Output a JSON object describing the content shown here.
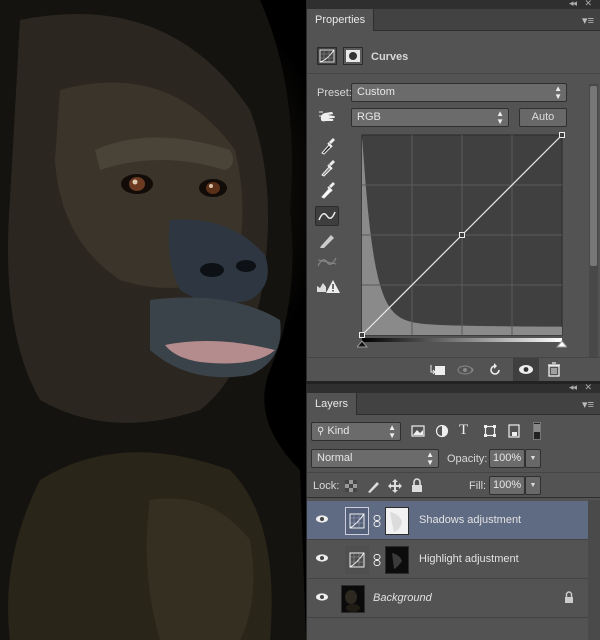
{
  "properties_panel": {
    "tab_label": "Properties",
    "adjustment_title": "Curves",
    "preset_label": "Preset:",
    "preset_value": "Custom",
    "channel_value": "RGB",
    "auto_label": "Auto",
    "curve_points": [
      {
        "input": 0,
        "output": 0
      },
      {
        "input": 0.5,
        "output": 0.5
      },
      {
        "input": 1,
        "output": 1
      }
    ]
  },
  "layers_panel": {
    "tab_label": "Layers",
    "filter_value": "Kind",
    "blend_mode": "Normal",
    "opacity_label": "Opacity:",
    "opacity_value": "100%",
    "lock_label": "Lock:",
    "fill_label": "Fill:",
    "fill_value": "100%",
    "layers": [
      {
        "name": "Shadows adjustment",
        "selected": true
      },
      {
        "name": "Highlight adjustment",
        "selected": false
      },
      {
        "name": "Background",
        "selected": false,
        "locked": true
      }
    ]
  },
  "colors": {
    "panel_bg": "#535353",
    "selected_row": "#5f6a83",
    "histogram": "#8a8a8a"
  }
}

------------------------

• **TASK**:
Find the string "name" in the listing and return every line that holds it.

• **EXERCISE RESPONSE**:
        "name": "Shadows adjustment",
        "name": "Highlight adjustment",
        "name": "Background",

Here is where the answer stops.